Articles | Volume 14, issue 5
Research article
23 May 2023
Research article |  | 23 May 2023

Probing environmental and tectonic changes underneath Mexico City with the urban seismic field

Laura A. Ermert, Enrique Cabral-Cano, Estelle Chaussard, Darío Solano-Rojas, Luis Quintanar, Diana Morales Padilla, Enrique A. Fernández-Torres, and Marine A. Denolle

Data sets

GEOSCOPE, French global network of broad band seismic stations Institut de physique du globe de Paris (IPGP) and Ecole et Observatoire des Sciences de la Terre de Strasbourg (EOST)

Global bathymetry and topography at 15 arc sec: SRTM15+ ( B. Tozer, D. T. Sandwell, W. H. F. Smith, C. Olson, J. R. Beale, and P. Wessel

Model code and software

Processing tools for seismic noise monitoring L. Ermert and M. Denolle

Monte Carlo model for seismic noise monitoring L. Ermert

lermert/ruido: release 0: testing (v0.0.0-alpha) L. Ermert

ants_2 - a lightweight ambient noise processing tool (Version prelim) L. Ermert and E. Kaestle

NoisePy: a new high-performance python tool for seismic ambient noise seismology ( C. Jiang and M. Denolle

PyGMT: A Python interface for the Generic Mapping Tools (v0.9.0) Leonardo Uieda, Dongdong Tian, Wei Ji Leong, William Schlitzer, Michael Grund, Max Jones, Yvonne Fröhlich, Liam Toney, Jiayuan Yao, Yohai Magen, Tong Jing-Hui, Kathryn Materna, Andre Belem, Tyler Newton, Abhishek Anant, Malte Ziebarth, Jamie Quinn, and Paul Wessel

Short summary
Mexico City is built on a unique ground containing the clay-rich sediments of the ancient lake Texcoco.
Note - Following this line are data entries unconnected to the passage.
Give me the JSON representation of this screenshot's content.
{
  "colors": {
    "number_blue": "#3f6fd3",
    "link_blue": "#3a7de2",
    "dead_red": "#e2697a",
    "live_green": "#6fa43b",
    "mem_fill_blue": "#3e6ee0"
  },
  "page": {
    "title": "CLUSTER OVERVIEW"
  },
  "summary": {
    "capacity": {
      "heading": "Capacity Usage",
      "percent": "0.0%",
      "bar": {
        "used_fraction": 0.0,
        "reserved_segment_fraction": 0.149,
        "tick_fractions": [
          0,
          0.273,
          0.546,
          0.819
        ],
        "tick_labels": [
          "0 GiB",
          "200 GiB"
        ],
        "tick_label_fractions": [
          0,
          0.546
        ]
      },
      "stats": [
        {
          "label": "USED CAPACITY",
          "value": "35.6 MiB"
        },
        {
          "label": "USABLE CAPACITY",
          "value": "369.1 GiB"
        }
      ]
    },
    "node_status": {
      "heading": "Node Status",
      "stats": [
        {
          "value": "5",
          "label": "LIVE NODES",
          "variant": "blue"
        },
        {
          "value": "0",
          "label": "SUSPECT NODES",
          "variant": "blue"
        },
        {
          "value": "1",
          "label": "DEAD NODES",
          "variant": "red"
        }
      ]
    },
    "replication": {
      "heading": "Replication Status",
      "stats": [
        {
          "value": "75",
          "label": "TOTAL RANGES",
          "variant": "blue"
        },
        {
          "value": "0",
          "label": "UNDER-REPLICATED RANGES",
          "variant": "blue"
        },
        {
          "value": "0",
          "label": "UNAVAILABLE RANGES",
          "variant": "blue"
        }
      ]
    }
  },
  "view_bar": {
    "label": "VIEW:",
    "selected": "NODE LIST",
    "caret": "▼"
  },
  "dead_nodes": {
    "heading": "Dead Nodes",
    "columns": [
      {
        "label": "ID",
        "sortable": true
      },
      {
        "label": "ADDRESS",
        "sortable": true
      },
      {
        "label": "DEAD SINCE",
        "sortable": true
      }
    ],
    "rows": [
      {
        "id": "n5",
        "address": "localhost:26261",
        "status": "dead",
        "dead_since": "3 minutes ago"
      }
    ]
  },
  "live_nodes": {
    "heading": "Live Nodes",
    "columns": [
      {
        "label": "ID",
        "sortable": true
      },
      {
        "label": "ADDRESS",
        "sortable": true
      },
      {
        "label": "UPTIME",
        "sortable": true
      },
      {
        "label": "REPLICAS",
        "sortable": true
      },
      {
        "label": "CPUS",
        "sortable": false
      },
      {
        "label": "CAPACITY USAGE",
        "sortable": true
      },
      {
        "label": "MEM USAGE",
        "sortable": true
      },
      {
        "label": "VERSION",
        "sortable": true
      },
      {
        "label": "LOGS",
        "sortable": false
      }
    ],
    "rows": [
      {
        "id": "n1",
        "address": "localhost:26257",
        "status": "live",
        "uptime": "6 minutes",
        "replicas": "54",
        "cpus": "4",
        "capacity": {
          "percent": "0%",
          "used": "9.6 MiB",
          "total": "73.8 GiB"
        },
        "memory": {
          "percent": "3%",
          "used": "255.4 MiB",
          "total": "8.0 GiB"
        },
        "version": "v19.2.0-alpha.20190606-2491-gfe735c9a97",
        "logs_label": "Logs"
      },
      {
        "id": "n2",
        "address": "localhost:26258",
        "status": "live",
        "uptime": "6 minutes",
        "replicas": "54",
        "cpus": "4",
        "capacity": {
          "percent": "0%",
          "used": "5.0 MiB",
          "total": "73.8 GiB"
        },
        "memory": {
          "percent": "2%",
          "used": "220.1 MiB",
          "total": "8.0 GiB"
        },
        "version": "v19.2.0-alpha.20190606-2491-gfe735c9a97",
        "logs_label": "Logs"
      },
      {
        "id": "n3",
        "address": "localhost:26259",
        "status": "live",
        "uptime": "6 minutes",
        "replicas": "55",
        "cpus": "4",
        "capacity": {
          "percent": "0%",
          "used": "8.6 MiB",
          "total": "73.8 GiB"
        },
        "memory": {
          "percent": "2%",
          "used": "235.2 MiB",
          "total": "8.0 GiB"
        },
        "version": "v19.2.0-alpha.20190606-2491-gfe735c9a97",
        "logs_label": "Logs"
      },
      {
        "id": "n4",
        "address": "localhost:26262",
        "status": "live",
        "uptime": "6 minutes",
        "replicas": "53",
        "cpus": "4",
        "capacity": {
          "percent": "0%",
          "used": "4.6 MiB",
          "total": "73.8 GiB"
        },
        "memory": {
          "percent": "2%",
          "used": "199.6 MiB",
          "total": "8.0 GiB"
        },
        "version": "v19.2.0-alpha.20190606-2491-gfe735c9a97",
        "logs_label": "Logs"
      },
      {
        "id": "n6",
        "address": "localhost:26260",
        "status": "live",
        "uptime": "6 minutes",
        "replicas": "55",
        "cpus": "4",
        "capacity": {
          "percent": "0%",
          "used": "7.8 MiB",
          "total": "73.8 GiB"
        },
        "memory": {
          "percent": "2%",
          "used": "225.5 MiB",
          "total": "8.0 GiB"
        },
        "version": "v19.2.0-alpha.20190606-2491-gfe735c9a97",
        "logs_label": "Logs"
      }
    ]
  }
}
Continuous imperceptible shaking of these deposits by city traffic and other sources allows us to monitor changes in the subsurface seismic wave speed. Wave speed varies seasonally, likely due to temperature and rain effects; it temporarily drops after large earthquakes then starts to recover. Throughout the studied period, it increased on average, which may be related to soil compaction.